■ RECORDS FOR THE EXERCISE ■

---+---

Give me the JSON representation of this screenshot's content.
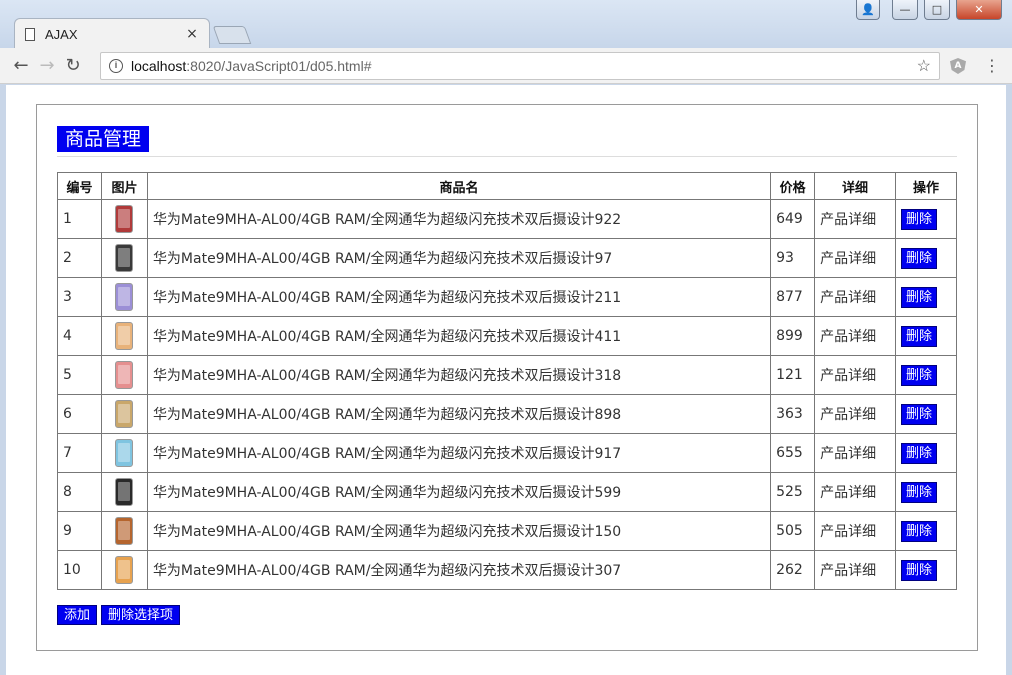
{
  "browser": {
    "tab_title": "AJAX",
    "tab_close": "×",
    "url_host": "localhost",
    "url_path": ":8020/JavaScript01/d05.html#",
    "window_buttons": {
      "user": "👤",
      "minimize": "—",
      "maximize": "□",
      "close": "✕"
    }
  },
  "page": {
    "heading": "商品管理",
    "table": {
      "headers": [
        "编号",
        "图片",
        "商品名",
        "价格",
        "详细",
        "操作"
      ],
      "rows": [
        {
          "id": "1",
          "name": "华为Mate9MHA-AL00/4GB RAM/全网通华为超级闪充技术双后摄设计922",
          "price": "649",
          "detail": "产品详细",
          "action": "删除",
          "phone_color": "#b03a3a"
        },
        {
          "id": "2",
          "name": "华为Mate9MHA-AL00/4GB RAM/全网通华为超级闪充技术双后摄设计97",
          "price": "93",
          "detail": "产品详细",
          "action": "删除",
          "phone_color": "#3a3a3a"
        },
        {
          "id": "3",
          "name": "华为Mate9MHA-AL00/4GB RAM/全网通华为超级闪充技术双后摄设计211",
          "price": "877",
          "detail": "产品详细",
          "action": "删除",
          "phone_color": "#9b8fd6"
        },
        {
          "id": "4",
          "name": "华为Mate9MHA-AL00/4GB RAM/全网通华为超级闪充技术双后摄设计411",
          "price": "899",
          "detail": "产品详细",
          "action": "删除",
          "phone_color": "#e8b27a"
        },
        {
          "id": "5",
          "name": "华为Mate9MHA-AL00/4GB RAM/全网通华为超级闪充技术双后摄设计318",
          "price": "121",
          "detail": "产品详细",
          "action": "删除",
          "phone_color": "#e58f8f"
        },
        {
          "id": "6",
          "name": "华为Mate9MHA-AL00/4GB RAM/全网通华为超级闪充技术双后摄设计898",
          "price": "363",
          "detail": "产品详细",
          "action": "删除",
          "phone_color": "#c9a76a"
        },
        {
          "id": "7",
          "name": "华为Mate9MHA-AL00/4GB RAM/全网通华为超级闪充技术双后摄设计917",
          "price": "655",
          "detail": "产品详细",
          "action": "删除",
          "phone_color": "#7fc4e0"
        },
        {
          "id": "8",
          "name": "华为Mate9MHA-AL00/4GB RAM/全网通华为超级闪充技术双后摄设计599",
          "price": "525",
          "detail": "产品详细",
          "action": "删除",
          "phone_color": "#2a2a2a"
        },
        {
          "id": "9",
          "name": "华为Mate9MHA-AL00/4GB RAM/全网通华为超级闪充技术双后摄设计150",
          "price": "505",
          "detail": "产品详细",
          "action": "删除",
          "phone_color": "#b5652e"
        },
        {
          "id": "10",
          "name": "华为Mate9MHA-AL00/4GB RAM/全网通华为超级闪充技术双后摄设计307",
          "price": "262",
          "detail": "产品详细",
          "action": "删除",
          "phone_color": "#e7a24f"
        }
      ]
    },
    "buttons": {
      "add": "添加",
      "delete_selected": "删除选择项"
    }
  },
  "colors": {
    "accent": "#0000f0"
  }
}
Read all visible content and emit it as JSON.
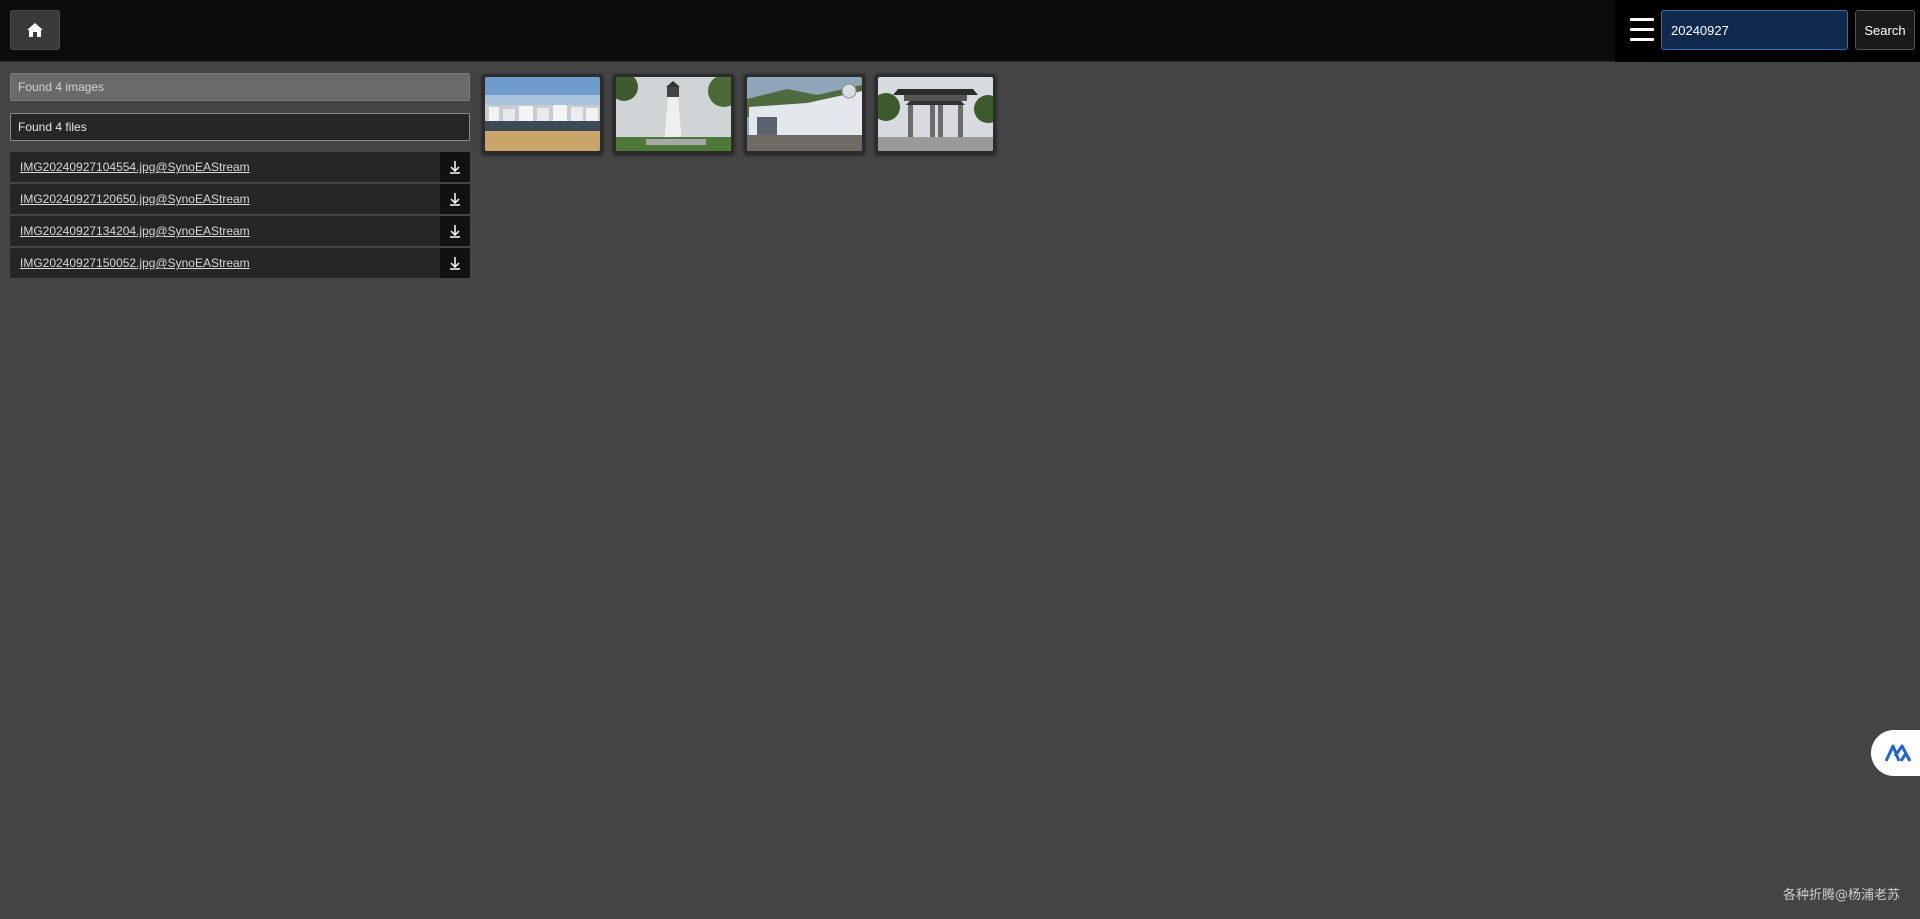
{
  "header": {
    "home_icon": "home-icon",
    "menu_icon": "hamburger-menu-icon",
    "search_value": "20240927",
    "search_button_label": "Search"
  },
  "results": {
    "images_count_label": "Found 4 images",
    "files_count_label": "Found 4 files",
    "files": [
      {
        "name": "IMG20240927104554.jpg@SynoEAStream"
      },
      {
        "name": "IMG20240927120650.jpg@SynoEAStream"
      },
      {
        "name": "IMG20240927134204.jpg@SynoEAStream"
      },
      {
        "name": "IMG20240927150052.jpg@SynoEAStream"
      }
    ],
    "download_icon": "download-arrow-icon"
  },
  "thumbnails": [
    {
      "subject": "coastal white buildings with beach"
    },
    {
      "subject": "white lighthouse with trees"
    },
    {
      "subject": "modern white museum building"
    },
    {
      "subject": "traditional chinese gateway archway"
    }
  ],
  "floating_logo_icon": "app-logo-icon",
  "watermark": "各种折腾@杨浦老苏",
  "colors": {
    "background": "#444444",
    "topbar": "#0c0c0c",
    "search_field": "#0f2a4d",
    "logo_blue": "#1f63d6"
  }
}
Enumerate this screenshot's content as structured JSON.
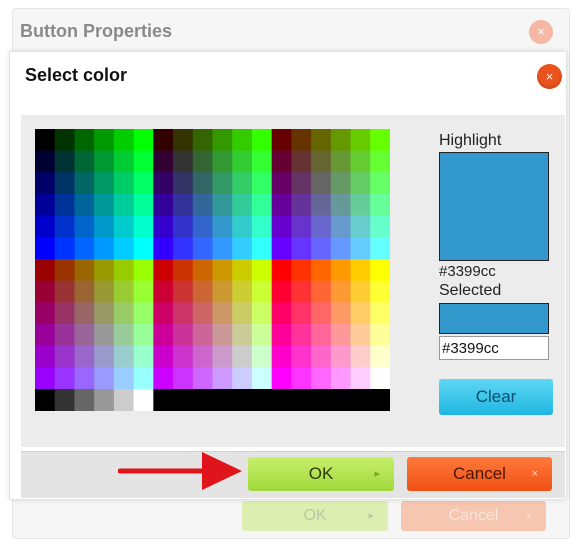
{
  "background_dialog": {
    "title": "Button Properties",
    "close_glyph": "×",
    "ok_label": "OK",
    "ok_glyph": "▸",
    "cancel_label": "Cancel",
    "cancel_glyph": "×"
  },
  "dialog": {
    "title": "Select color",
    "close_glyph": "×",
    "highlight_label": "Highlight",
    "highlight_value": "#3399cc",
    "selected_label": "Selected",
    "selected_value": "#3399cc",
    "clear_label": "Clear",
    "ok_label": "OK",
    "ok_glyph": "▸",
    "cancel_label": "Cancel",
    "cancel_glyph": "×"
  },
  "colors": {
    "highlight": "#3399cc",
    "selected": "#3399cc",
    "ok_button": "#a8dc3f",
    "cancel_button": "#f25a1c",
    "close_button": "#e9531d",
    "annotation_arrow": "#e0141b"
  },
  "icons": {
    "close": "close-icon",
    "ok_chevron": "chevron-right-icon",
    "cancel_x": "x-icon",
    "annotation": "red-arrow-icon"
  }
}
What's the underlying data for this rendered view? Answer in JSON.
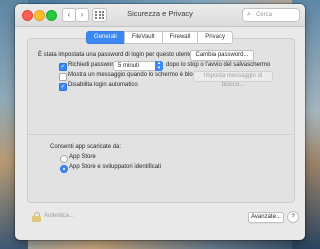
{
  "window": {
    "title": "Sicurezza e Privacy",
    "search_placeholder": "Cerca",
    "nav_back_glyph": "‹",
    "nav_forward_glyph": "›"
  },
  "tabs": [
    {
      "label": "Generali",
      "active": true
    },
    {
      "label": "FileVault",
      "active": false
    },
    {
      "label": "Firewall",
      "active": false
    },
    {
      "label": "Privacy",
      "active": false
    }
  ],
  "general": {
    "password_set_text": "È stata impostata una password di login per questo utente",
    "change_password_button": "Cambia password...",
    "require_password": {
      "checked": true,
      "label": "Richiedi password",
      "select_value": "5 minuti",
      "suffix": "dopo lo stop o l'avvio del salvaschermo"
    },
    "show_message": {
      "checked": false,
      "label": "Mostra un messaggio quando lo schermo è bloccato",
      "button": "Imposta messaggio di blocco..."
    },
    "disable_auto_login": {
      "checked": true,
      "label": "Disabilita login automatico"
    }
  },
  "downloads": {
    "heading": "Consenti app scaricate da:",
    "options": [
      {
        "label": "App Store",
        "selected": false
      },
      {
        "label": "App Store e sviluppatori identificati",
        "selected": true
      }
    ]
  },
  "footer": {
    "lock_label": "Autentica...",
    "advanced_button": "Avanzate...",
    "help_glyph": "?"
  },
  "colors": {
    "accent": "#3b87f3",
    "close": "#ff5f57",
    "minimize": "#febc2e",
    "maximize": "#28c840"
  }
}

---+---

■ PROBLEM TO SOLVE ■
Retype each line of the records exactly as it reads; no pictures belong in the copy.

■ ANSWER SECTION ■
Give me the JSON representation of this screenshot's content.
{
  "browser": {
    "tab_title": "AJAX",
    "tab_close": "×",
    "url_host": "localhost",
    "url_path": ":8020/JavaScript01/d05.html#",
    "window_buttons": {
      "user": "👤",
      "minimize": "—",
      "maximize": "□",
      "close": "✕"
    }
  },
  "page": {
    "heading": "商品管理",
    "table": {
      "headers": [
        "编号",
        "图片",
        "商品名",
        "价格",
        "详细",
        "操作"
      ],
      "rows": [
        {
          "id": "1",
          "name": "华为Mate9MHA-AL00/4GB RAM/全网通华为超级闪充技术双后摄设计922",
          "price": "649",
          "detail": "产品详细",
          "action": "删除",
          "phone_color": "#b03a3a"
        },
        {
          "id": "2",
          "name": "华为Mate9MHA-AL00/4GB RAM/全网通华为超级闪充技术双后摄设计97",
          "price": "93",
          "detail": "产品详细",
          "action": "删除",
          "phone_color": "#3a3a3a"
        },
        {
          "id": "3",
          "name": "华为Mate9MHA-AL00/4GB RAM/全网通华为超级闪充技术双后摄设计211",
          "price": "877",
          "detail": "产品详细",
          "action": "删除",
          "phone_color": "#9b8fd6"
        },
        {
          "id": "4",
          "name": "华为Mate9MHA-AL00/4GB RAM/全网通华为超级闪充技术双后摄设计411",
          "price": "899",
          "detail": "产品详细",
          "action": "删除",
          "phone_color": "#e8b27a"
        },
        {
          "id": "5",
          "name": "华为Mate9MHA-AL00/4GB RAM/全网通华为超级闪充技术双后摄设计318",
          "price": "121",
          "detail": "产品详细",
          "action": "删除",
          "phone_color": "#e58f8f"
        },
        {
          "id": "6",
          "name": "华为Mate9MHA-AL00/4GB RAM/全网通华为超级闪充技术双后摄设计898",
          "price": "363",
          "detail": "产品详细",
          "action": "删除",
          "phone_color": "#c9a76a"
        },
        {
          "id": "7",
          "name": "华为Mate9MHA-AL00/4GB RAM/全网通华为超级闪充技术双后摄设计917",
          "price": "655",
          "detail": "产品详细",
          "action": "删除",
          "phone_color": "#7fc4e0"
        },
        {
          "id": "8",
          "name": "华为Mate9MHA-AL00/4GB RAM/全网通华为超级闪充技术双后摄设计599",
          "price": "525",
          "detail": "产品详细",
          "action": "删除",
          "phone_color": "#2a2a2a"
        },
        {
          "id": "9",
          "name": "华为Mate9MHA-AL00/4GB RAM/全网通华为超级闪充技术双后摄设计150",
          "price": "505",
          "detail": "产品详细",
          "action": "删除",
          "phone_color": "#b5652e"
        },
        {
          "id": "10",
          "name": "华为Mate9MHA-AL00/4GB RAM/全网通华为超级闪充技术双后摄设计307",
          "price": "262",
          "detail": "产品详细",
          "action": "删除",
          "phone_color": "#e7a24f"
        }
      ]
    },
    "buttons": {
      "add": "添加",
      "delete_selected": "删除选择项"
    }
  },
  "colors": {
    "accent": "#0000f0"
  }
}
Read all visible content and emit it as JSON.
{
  "header": {
    "home_icon": "home-icon",
    "menu_icon": "hamburger-menu-icon",
    "search_value": "20240927",
    "search_button_label": "Search"
  },
  "results": {
    "images_count_label": "Found 4 images",
    "files_count_label": "Found 4 files",
    "files": [
      {
        "name": "IMG20240927104554.jpg@SynoEAStream"
      },
      {
        "name": "IMG20240927120650.jpg@SynoEAStream"
      },
      {
        "name": "IMG20240927134204.jpg@SynoEAStream"
      },
      {
        "name": "IMG20240927150052.jpg@SynoEAStream"
      }
    ],
    "download_icon": "download-arrow-icon"
  },
  "thumbnails": [
    {
      "subject": "coastal white buildings with beach"
    },
    {
      "subject": "white lighthouse with trees"
    },
    {
      "subject": "modern white museum building"
    },
    {
      "subject": "traditional chinese gateway archway"
    }
  ],
  "floating_logo_icon": "app-logo-icon",
  "watermark": "各种折腾@杨浦老苏",
  "colors": {
    "background": "#444444",
    "topbar": "#0c0c0c",
    "search_field": "#0f2a4d",
    "logo_blue": "#1f63d6"
  }
}
Enumerate this screenshot's content as structured JSON.
{
  "background_dialog": {
    "title": "Button Properties",
    "close_glyph": "×",
    "ok_label": "OK",
    "ok_glyph": "▸",
    "cancel_label": "Cancel",
    "cancel_glyph": "×"
  },
  "dialog": {
    "title": "Select color",
    "close_glyph": "×",
    "highlight_label": "Highlight",
    "highlight_value": "#3399cc",
    "selected_label": "Selected",
    "selected_value": "#3399cc",
    "clear_label": "Clear",
    "ok_label": "OK",
    "ok_glyph": "▸",
    "cancel_label": "Cancel",
    "cancel_glyph": "×"
  },
  "colors": {
    "highlight": "#3399cc",
    "selected": "#3399cc",
    "ok_button": "#a8dc3f",
    "cancel_button": "#f25a1c",
    "close_button": "#e9531d",
    "annotation_arrow": "#e0141b"
  },
  "icons": {
    "close": "close-icon",
    "ok_chevron": "chevron-right-icon",
    "cancel_x": "x-icon",
    "annotation": "red-arrow-icon"
  }
}
What's the underlying data for this rendered view? Answer in JSON.
{
  "window": {
    "title": "Sicurezza e Privacy",
    "search_placeholder": "Cerca",
    "nav_back_glyph": "‹",
    "nav_forward_glyph": "›"
  },
  "tabs": [
    {
      "label": "Generali",
      "active": true
    },
    {
      "label": "FileVault",
      "active": false
    },
    {
      "label": "Firewall",
      "active": false
    },
    {
      "label": "Privacy",
      "active": false
    }
  ],
  "general": {
    "password_set_text": "È stata impostata una password di login per questo utente",
    "change_password_button": "Cambia password...",
    "require_password": {
      "checked": true,
      "label": "Richiedi password",
      "select_value": "5 minuti",
      "suffix": "dopo lo stop o l'avvio del salvaschermo"
    },
    "show_message": {
      "checked": false,
      "label": "Mostra un messaggio quando lo schermo è bloccato",
      "button": "Imposta messaggio di blocco..."
    },
    "disable_auto_login": {
      "checked": true,
      "label": "Disabilita login automatico"
    }
  },
  "downloads": {
    "heading": "Consenti app scaricate da:",
    "options": [
      {
        "label": "App Store",
        "selected": false
      },
      {
        "label": "App Store e sviluppatori identificati",
        "selected": true
      }
    ]
  },
  "footer": {
    "lock_label": "Autentica...",
    "advanced_button": "Avanzate...",
    "help_glyph": "?"
  },
  "colors": {
    "accent": "#3b87f3",
    "close": "#ff5f57",
    "minimize": "#febc2e",
    "maximize": "#28c840"
  }
}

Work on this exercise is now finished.